|The Young Players|
|Turner played on Cal State Fullerton’s 2004 College World Series championship team. He was a bargain senior sign ($50,000) as a 2006 seventh-round pick who has proven to be a nice sleeper prospect. Ever since he signed, Turner, 24, has shown that he gets the most out of his limited tools. Turner’s swing isn’t ideal, as he sometimes is too prone to going inside out instead of using the whole field, but he’s hit for average everywhere he’s gone while showing adequate pop. He batted .298/.367/.418 with eight homers and 22 doubles in 416 at-bats in 2008, splitting time at high Class A Sarasota and Double-A Chattanooga. At second base, Turner is solid.

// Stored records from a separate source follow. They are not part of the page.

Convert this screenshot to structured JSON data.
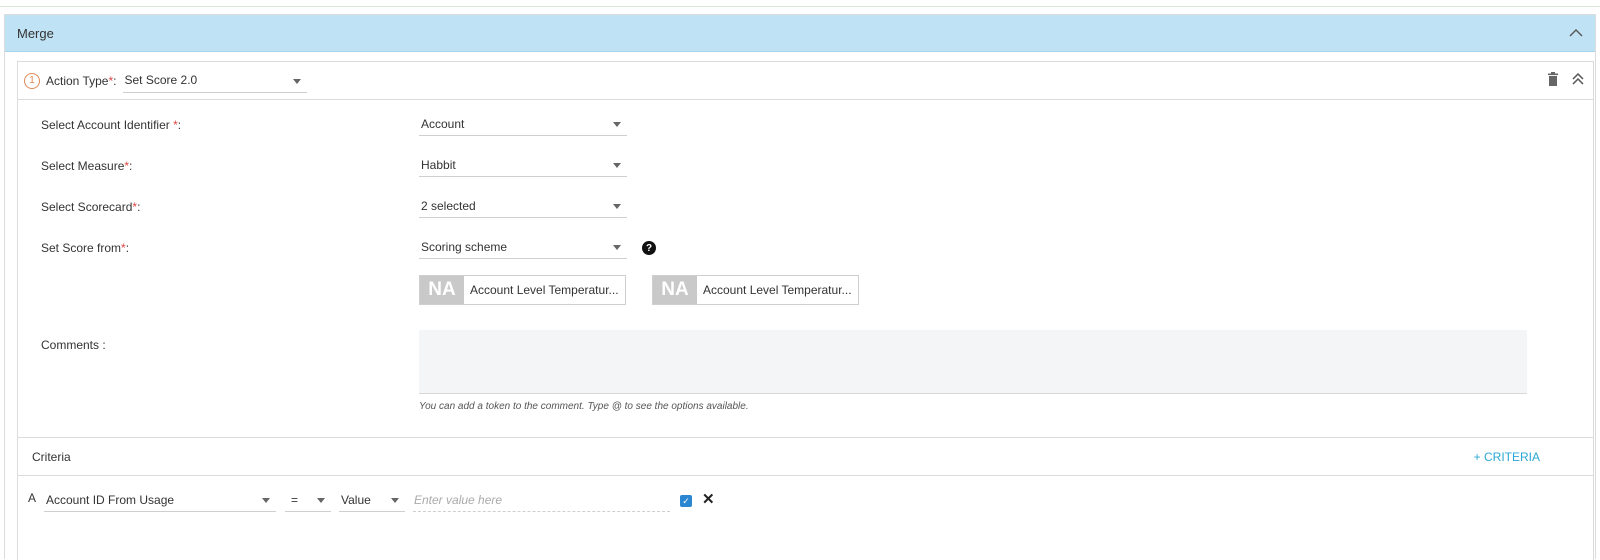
{
  "panel": {
    "title": "Merge"
  },
  "action": {
    "step": "1",
    "label": "Action Type",
    "required": "*",
    "colon": ":",
    "value": "Set Score 2.0"
  },
  "form": {
    "account_identifier": {
      "label": "Select Account Identifier ",
      "req": "*",
      "colon": ":",
      "value": "Account"
    },
    "measure": {
      "label": "Select Measure",
      "req": "*",
      "colon": ":",
      "value": "Habbit"
    },
    "scorecard": {
      "label": "Select Scorecard",
      "req": "*",
      "colon": ":",
      "value": "2 selected"
    },
    "score_from": {
      "label": "Set Score from",
      "req": "*",
      "colon": ":",
      "value": "Scoring scheme",
      "help": "?"
    },
    "chips": [
      {
        "badge": "NA",
        "text": "Account Level Temperatur..."
      },
      {
        "badge": "NA",
        "text": "Account Level Temperatur..."
      }
    ],
    "comments": {
      "label": "Comments :",
      "hint": "You can add a token to the comment. Type @ to see the options available."
    }
  },
  "criteria": {
    "title": "Criteria",
    "add_label": "+ CRITERIA",
    "rows": [
      {
        "letter": "A",
        "field": "Account ID From Usage",
        "operator": "=",
        "value_type": "Value",
        "placeholder": "Enter value here",
        "checked": "✓",
        "remove": "✕"
      }
    ]
  },
  "colors": {
    "header_bg": "#bfe3f5",
    "link": "#2aa7d6",
    "required": "#e04444",
    "step_badge": "#e08a57",
    "checkbox": "#2a86d1"
  },
  "icons": [
    "chevron-up-icon",
    "trash-icon",
    "double-chevron-up-icon",
    "help-icon",
    "caret-down-icon",
    "close-icon"
  ]
}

He has excellent instincts, although his range is only adequate and his arm is short for any position besides second. Turner was slated to head to Triple-A, but his trade may help the Reds decide to give shortstop Chris Valaika more time at second base as a fallback position in case Brandon Phillips is injured.
Waring was second in Division I in home runs in his junior season at Wofford, then added 20 more in the Pioneer League in his pro debut. A seventh-round pick, like Turner, Waring has outstanding power, though his long swing also means he will always strike out a lot and he will struggle to hit for a high average. Waring missed time this year with a broken bone in his wrist, and his power suffered when he returned, as August proved to be his worst month of the season. Waring, who will be 23 in 2009, batted .270/.346/.467 with 20 home runs for low Class A Dayton. With the Reds, Waring’s fringy athleticism and subpar footwork likely would have likely forced a move from third base, especially as he was backed up in a logjam with fellow prospects Todd Frazier, Neftali Soto and Juan Francisco.
|By trading Hernandez, the Orioles have paved the way for catcher Matt Wieters, our Minor League Player of the Year, to see regular playing time, possibly in April if he has a good spring training. Baltimore also frees up money, as Hernandez was owed $8 million next season. Freel, who like Hernandez turns 33 early next season, gives the Orioles a quality, righthanded-hitting reserve outfielder who has performed much better versus lefthanders in two of the past three seasons—though he has been seriously injured in each of the past two years. Perhaps he gives left fielder Luke Scott a break against most southpaws. Freel is owed $3 million in ’08 and then $4 million in ’09. Turner and Waring provide needed organizational depth to the Orioles.
For the Reds, Hernandez gives them competition for rookie Ryan Hanigan. Three of the Reds four catchers who saw time in 2008 (Paul Bako, Dave Ross, Javier Valentin) have departed, so Cincinnati was in dire need of catching help.